The Skills Development Levies Act is designed to put in place 'user charge-type' incentives and thereby to complement the Skills Development Act. It introduces a 1 per cent private-sector payroll levy. All firms will pay the levy, but will be able to claim grants for training done from their SETA, provided the training meets basic quality criteria. The training will increasingly need to align with the National Qualification Framework, to ensure quality. Enterprise-wide training plans will leverage block grants back to firms - but these plans and their implementation will also be quality assured. Firms will either deliver their own programmes or purchase training from training providers.

SETAs are expected to grow into a major resource for firms. SETAs may use a prescribed percentage of their levy revenue to assist with the development of sector skill plans, the design of learnerships, assistance to firms to develop enterprise skill plans and quality assurance of training. The standards on the National Qualification Framework will be used for all training plans. Funds may also be used to support research into trends and shifts locally and abroad in the sector.

The public sector is also included in all of these initiatives. Government departments will join the SETA most relevant to their area of work so, for example, the Department of Transport will join the Transport SETA. Government departments will also have to develop training plans. However, they will not pay a levy in the same way - and instead will have to budget 1 per cent of personnel costs. The public service will also have to conform to training standards registered on the National Qualification Framework. Only two public-sector-only SETAs will be established - one for Local Government, and one for the Public Service.

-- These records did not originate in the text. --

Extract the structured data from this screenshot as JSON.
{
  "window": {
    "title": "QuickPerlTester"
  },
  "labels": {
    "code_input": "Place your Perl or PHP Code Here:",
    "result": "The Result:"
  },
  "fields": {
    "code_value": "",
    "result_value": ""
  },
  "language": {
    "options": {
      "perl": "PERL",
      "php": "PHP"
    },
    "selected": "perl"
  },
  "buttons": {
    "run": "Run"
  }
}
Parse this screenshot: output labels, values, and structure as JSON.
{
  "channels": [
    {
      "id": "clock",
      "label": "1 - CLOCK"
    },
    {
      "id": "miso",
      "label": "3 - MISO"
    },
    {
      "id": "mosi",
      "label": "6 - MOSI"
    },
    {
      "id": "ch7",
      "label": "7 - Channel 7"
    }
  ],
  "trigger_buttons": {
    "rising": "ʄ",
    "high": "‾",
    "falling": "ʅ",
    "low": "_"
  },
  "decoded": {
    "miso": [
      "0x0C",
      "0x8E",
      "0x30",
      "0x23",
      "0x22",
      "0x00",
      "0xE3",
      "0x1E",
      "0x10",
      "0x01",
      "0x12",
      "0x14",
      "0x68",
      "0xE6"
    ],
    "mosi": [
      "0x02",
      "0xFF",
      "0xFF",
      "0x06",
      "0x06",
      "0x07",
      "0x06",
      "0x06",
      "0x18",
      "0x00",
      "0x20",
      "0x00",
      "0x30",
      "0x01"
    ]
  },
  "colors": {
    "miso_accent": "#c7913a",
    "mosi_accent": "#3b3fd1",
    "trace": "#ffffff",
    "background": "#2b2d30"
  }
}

Implementation of these policies will commence in earnest during the second term of office of the new democratic government. Already extensive plans have been laid.

5.5. Learning in the context of job creation projects

Various government departments have launched job creation schemes -and these were confirmed and extended at the Job Summit. For young people the key concern has been securing access to these schemes and ensuring that some learning takes place within these programmes - including life skills.

The Department of Labour's Employment Services local offices are increasingly positioning themselves to act as a selection and referral agency for these schemes. What proportion of which group - young/female/local/person with disability - is a matter for a local community accord.

In general, programmes such as Youth Brigades or Youth Service schemes are more geared towards reintegrating young people back into productive society, and are less focused on the delivery of hard skills. By contrast, learnerships are strongly focused on occupational skills and aim to gain a reputation for high-quality training.